Work to be completed = Output each record exactly, excluding pictures.
▬▬▬▬▬▬
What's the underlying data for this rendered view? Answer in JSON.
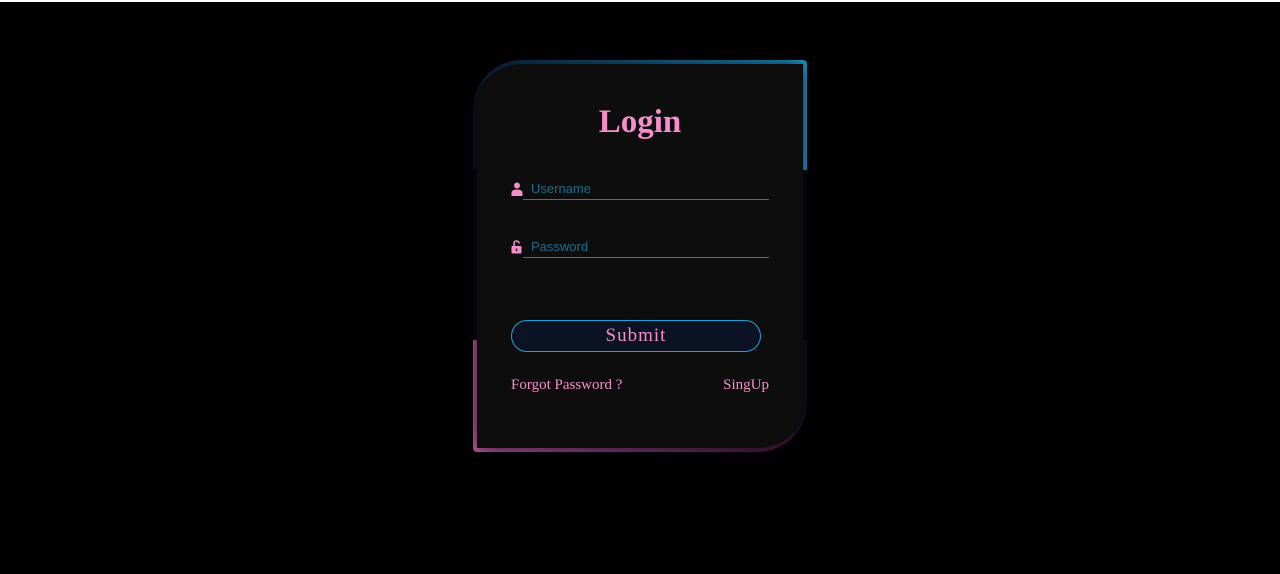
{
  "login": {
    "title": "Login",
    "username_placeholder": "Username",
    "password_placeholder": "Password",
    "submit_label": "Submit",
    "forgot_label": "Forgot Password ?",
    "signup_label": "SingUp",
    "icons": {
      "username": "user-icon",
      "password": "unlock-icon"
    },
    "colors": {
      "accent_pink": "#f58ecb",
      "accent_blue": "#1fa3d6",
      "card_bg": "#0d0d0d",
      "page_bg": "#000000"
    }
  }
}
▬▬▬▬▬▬
Exercise answer =
What's the underlying data for this rendered view? Answer in JSON.
{
  "login": {
    "title": "Login",
    "username_placeholder": "Username",
    "password_placeholder": "Password",
    "submit_label": "Submit",
    "forgot_label": "Forgot Password ?",
    "signup_label": "SingUp",
    "icons": {
      "username": "user-icon",
      "password": "unlock-icon"
    },
    "colors": {
      "accent_pink": "#f58ecb",
      "accent_blue": "#1fa3d6",
      "card_bg": "#0d0d0d",
      "page_bg": "#000000"
    }
  }
}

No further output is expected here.